EXTRACTED DATA Block Start
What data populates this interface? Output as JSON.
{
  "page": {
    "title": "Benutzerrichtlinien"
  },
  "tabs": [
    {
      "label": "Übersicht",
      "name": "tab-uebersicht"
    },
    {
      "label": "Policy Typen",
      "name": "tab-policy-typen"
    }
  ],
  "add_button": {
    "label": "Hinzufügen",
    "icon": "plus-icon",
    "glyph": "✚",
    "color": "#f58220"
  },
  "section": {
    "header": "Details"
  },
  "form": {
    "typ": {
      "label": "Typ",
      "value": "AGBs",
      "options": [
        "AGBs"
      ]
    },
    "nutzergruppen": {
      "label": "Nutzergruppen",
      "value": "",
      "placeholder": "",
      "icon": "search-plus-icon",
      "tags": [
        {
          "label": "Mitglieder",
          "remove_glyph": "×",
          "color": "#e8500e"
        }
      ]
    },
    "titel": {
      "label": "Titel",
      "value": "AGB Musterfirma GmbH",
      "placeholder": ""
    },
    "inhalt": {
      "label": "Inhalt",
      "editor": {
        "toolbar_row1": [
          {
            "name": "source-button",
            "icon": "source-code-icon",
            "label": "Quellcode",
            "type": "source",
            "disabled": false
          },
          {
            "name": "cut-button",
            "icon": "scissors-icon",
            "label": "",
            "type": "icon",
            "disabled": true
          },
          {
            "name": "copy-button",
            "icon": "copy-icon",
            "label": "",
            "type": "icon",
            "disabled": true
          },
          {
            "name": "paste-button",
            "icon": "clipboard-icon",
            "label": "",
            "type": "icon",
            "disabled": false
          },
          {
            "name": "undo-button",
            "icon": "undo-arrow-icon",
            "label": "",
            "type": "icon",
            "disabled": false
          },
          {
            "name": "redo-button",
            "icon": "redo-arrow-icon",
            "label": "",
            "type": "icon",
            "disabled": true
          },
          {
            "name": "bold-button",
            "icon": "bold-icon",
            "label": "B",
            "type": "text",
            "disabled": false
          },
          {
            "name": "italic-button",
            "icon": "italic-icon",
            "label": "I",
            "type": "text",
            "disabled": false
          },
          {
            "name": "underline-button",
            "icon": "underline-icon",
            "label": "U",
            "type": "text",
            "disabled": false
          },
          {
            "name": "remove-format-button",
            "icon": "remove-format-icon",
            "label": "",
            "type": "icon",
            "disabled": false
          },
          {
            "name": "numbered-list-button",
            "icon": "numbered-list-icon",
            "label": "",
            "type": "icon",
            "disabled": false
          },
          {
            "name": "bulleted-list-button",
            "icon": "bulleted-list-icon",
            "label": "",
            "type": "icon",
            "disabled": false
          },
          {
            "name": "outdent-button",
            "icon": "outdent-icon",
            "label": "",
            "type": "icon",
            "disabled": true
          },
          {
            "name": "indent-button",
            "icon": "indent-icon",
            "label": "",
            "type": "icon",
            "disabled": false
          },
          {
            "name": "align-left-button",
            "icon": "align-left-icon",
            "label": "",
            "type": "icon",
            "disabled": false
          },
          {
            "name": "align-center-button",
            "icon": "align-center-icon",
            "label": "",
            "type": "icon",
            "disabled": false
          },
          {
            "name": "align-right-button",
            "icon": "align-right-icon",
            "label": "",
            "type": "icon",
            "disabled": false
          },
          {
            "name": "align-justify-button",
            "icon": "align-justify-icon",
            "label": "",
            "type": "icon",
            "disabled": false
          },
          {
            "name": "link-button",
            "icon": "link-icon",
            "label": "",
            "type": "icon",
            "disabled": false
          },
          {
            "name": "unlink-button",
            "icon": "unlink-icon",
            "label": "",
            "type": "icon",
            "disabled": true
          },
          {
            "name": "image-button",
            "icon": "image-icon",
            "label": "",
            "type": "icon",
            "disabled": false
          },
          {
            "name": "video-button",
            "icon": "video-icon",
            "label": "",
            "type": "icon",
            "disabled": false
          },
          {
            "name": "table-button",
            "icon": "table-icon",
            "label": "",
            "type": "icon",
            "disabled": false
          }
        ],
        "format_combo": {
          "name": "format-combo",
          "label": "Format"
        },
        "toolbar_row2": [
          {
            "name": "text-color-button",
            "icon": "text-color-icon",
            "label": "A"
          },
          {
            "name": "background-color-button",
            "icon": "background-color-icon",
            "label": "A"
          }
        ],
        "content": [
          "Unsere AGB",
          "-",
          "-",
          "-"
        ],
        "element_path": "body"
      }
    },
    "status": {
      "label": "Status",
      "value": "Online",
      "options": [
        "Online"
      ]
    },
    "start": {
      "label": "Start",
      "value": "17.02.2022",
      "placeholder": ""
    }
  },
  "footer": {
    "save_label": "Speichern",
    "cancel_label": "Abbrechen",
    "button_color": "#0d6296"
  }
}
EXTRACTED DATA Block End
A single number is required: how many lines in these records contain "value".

OUTPUT FOR THIS EXERCISE
5